Marissa (she/her) is an avid fermentation enthusiast who has spent the last 10 years exploring community and the wilds, as well as living deeply with various fermented cultures and local plants, and learning how it all comes together. Traveling through the wild places of Tennessee, Florida, the Southwest, California, Colorado, Arizona, Utah, Oregon, Washington, Hawaii and most everywhere in between with her four amazingly adventurous children, Marissa has gathered cultures from far and wide. Deeply rooted in the Earthskills movement and committed to co-creating a new culture within which we, our children and all beings thrive, they are now nesting in Barnardsville, NC, and she humbly offers her humorous experiences to you. She is also the Director of the Firefly Gathering.
Mary Morgaine Squire, aka Mary Plantwalker, was born a tender and documentarian. She naturally tends to the beings within any space she is in with the utmost attention and care. As the matriarch of Herb Mountain Farm, Mary creates sanctuary for plants, birds, humans and many other creatures through earth stewardship.
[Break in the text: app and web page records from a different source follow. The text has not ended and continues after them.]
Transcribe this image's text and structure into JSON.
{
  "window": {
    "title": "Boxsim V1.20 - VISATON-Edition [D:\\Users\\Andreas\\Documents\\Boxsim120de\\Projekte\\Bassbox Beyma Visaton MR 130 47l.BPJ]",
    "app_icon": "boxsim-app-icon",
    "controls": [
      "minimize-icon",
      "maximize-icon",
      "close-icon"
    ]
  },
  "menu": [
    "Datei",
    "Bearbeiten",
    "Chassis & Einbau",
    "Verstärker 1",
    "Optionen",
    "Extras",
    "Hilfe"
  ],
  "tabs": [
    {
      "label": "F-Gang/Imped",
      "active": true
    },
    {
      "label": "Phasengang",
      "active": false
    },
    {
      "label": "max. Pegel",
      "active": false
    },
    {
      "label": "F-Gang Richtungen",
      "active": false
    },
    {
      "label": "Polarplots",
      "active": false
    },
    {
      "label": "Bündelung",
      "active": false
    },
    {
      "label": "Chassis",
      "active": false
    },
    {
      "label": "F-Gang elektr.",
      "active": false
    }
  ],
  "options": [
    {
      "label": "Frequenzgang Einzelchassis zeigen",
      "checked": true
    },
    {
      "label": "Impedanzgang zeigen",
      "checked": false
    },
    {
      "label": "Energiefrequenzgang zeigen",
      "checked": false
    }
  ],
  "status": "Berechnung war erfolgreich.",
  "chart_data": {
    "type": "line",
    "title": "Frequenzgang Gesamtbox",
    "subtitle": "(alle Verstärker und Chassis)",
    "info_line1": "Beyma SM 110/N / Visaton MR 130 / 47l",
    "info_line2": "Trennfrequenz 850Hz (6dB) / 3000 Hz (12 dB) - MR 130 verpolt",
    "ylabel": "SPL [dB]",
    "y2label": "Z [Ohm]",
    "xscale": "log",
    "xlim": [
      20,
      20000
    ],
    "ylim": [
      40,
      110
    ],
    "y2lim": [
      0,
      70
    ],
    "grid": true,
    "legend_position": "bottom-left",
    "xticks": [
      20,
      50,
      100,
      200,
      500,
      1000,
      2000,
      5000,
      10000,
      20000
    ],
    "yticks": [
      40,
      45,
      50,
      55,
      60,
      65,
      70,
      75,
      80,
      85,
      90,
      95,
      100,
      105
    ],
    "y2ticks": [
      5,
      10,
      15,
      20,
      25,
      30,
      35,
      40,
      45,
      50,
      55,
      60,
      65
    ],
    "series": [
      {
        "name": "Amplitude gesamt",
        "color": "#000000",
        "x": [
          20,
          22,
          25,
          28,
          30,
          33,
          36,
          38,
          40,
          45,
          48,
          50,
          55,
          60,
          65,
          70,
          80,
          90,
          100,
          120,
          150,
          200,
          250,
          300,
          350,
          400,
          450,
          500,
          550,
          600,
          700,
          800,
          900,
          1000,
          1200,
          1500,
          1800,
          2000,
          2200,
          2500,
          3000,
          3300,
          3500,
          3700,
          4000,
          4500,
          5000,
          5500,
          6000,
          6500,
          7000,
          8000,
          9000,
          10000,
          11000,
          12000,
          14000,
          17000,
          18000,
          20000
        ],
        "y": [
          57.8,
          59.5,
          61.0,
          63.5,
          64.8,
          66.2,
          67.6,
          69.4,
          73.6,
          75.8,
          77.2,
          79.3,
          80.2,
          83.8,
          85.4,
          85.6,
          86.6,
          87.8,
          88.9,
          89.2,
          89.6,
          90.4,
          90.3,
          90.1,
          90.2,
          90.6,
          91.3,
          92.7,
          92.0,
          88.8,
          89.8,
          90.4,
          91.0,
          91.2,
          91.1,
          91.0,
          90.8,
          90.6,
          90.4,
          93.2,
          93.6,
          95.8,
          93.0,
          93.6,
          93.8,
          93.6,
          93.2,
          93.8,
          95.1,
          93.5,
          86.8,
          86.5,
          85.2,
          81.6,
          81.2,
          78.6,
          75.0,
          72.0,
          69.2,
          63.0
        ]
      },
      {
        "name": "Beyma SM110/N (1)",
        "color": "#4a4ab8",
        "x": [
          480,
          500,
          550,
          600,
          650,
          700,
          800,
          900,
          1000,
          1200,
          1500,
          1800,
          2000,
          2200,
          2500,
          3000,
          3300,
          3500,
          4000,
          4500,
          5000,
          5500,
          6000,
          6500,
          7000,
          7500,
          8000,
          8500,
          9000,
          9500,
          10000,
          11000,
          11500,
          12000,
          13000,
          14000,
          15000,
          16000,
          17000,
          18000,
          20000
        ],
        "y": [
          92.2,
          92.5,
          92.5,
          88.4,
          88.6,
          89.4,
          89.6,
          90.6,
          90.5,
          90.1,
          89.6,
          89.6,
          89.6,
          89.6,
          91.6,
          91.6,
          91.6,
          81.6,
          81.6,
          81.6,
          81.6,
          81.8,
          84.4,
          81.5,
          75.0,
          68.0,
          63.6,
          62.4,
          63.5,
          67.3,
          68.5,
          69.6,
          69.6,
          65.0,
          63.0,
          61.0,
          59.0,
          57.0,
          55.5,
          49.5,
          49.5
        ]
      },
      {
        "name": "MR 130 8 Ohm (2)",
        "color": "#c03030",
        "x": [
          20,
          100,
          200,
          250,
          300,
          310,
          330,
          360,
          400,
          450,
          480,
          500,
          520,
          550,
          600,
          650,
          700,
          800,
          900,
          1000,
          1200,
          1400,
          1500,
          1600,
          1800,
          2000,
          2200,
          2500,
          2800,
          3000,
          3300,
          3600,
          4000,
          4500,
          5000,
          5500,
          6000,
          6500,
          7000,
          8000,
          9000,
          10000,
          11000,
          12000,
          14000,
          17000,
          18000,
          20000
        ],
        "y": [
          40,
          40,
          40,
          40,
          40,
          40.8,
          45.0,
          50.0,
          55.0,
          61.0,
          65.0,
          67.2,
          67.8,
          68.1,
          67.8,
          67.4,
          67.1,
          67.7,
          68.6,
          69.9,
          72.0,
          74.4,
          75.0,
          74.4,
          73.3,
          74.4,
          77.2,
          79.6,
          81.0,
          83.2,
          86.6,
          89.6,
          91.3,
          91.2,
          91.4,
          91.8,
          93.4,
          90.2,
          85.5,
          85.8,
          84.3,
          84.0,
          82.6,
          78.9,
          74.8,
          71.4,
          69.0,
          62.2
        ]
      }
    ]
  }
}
Documenting the life unfolding on this magical planet through writing, photography and collage, she hopes to inspire others to also care deeply for our Mother Earth. Mary’s community work is centered around being a folk plantwoman and ceremonialist and she invites the directions, elements and plants to lead the way for our collective growth and healing. As mother to two fiery red heads, she prioritizes the path of motherhood and family above all. Follow Mary on Instagram for more vivid green talk.
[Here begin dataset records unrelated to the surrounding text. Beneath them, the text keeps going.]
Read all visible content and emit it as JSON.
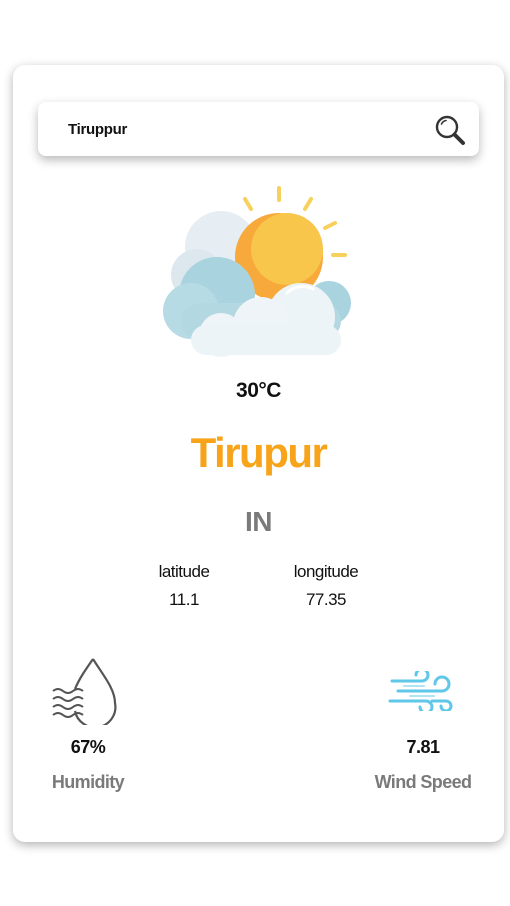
{
  "search": {
    "value": "Tiruppur",
    "icon": "search-icon"
  },
  "weather": {
    "icon": "partly-cloudy-sun-icon",
    "temperature": "30°C",
    "city": "Tirupur",
    "country": "IN"
  },
  "coordinates": {
    "latitude_label": "latitude",
    "latitude_value": "11.1",
    "longitude_label": "longitude",
    "longitude_value": "77.35"
  },
  "stats": {
    "humidity": {
      "icon": "humidity-drop-icon",
      "value": "67%",
      "label": "Humidity"
    },
    "wind": {
      "icon": "wind-icon",
      "value": "7.81",
      "label": "Wind Speed"
    }
  },
  "colors": {
    "accent": "#f7a41b",
    "muted": "#7a7a7a"
  }
}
Instructor for Homesteading
Over the past thirteen years, Meredith (she/her) has worked as a farmer, chef, teacher, nonprofit executive director and writer, all in pursuit of sustainable food. She has developed a farmers cooperative, catalyzed nonprofit farm ventures, raised vegetables and flowers, and pastured meats, owned and managed a retail butcher shop, and authored The Ethical Meat Handbook: Complete Butchery, Charcuterie & Cooking for the Conscious Omnivore. Currently, Meredith spends some of her time teaching and traveling, and some of her time handling sheep, cooking, and doing outreach at Living Web Farms, a nonprofit education and research farm in Mills River, NC. She is a mother to two boys, many plants and fermentation projects and lives in Asheville, NC. Visit her website mereleighfood.com.
Instructor for Natural Building
Mollie (she/her) has been practicing natural building for over 20 years and is still in love with the mud! Natural paints and plasters are her favorite techniques, and she has plenty of “structural” experience with things like straw-bale building, earthbags, adobe, cob, straw-clay, and that most familiar of natural materials, wood. Besides building, she loves hiking, growing (and concocting) food and medicine, and listening to folks empathetically. She and her husband run MudStrawLove LLC and also play music with Chikomo Marimba.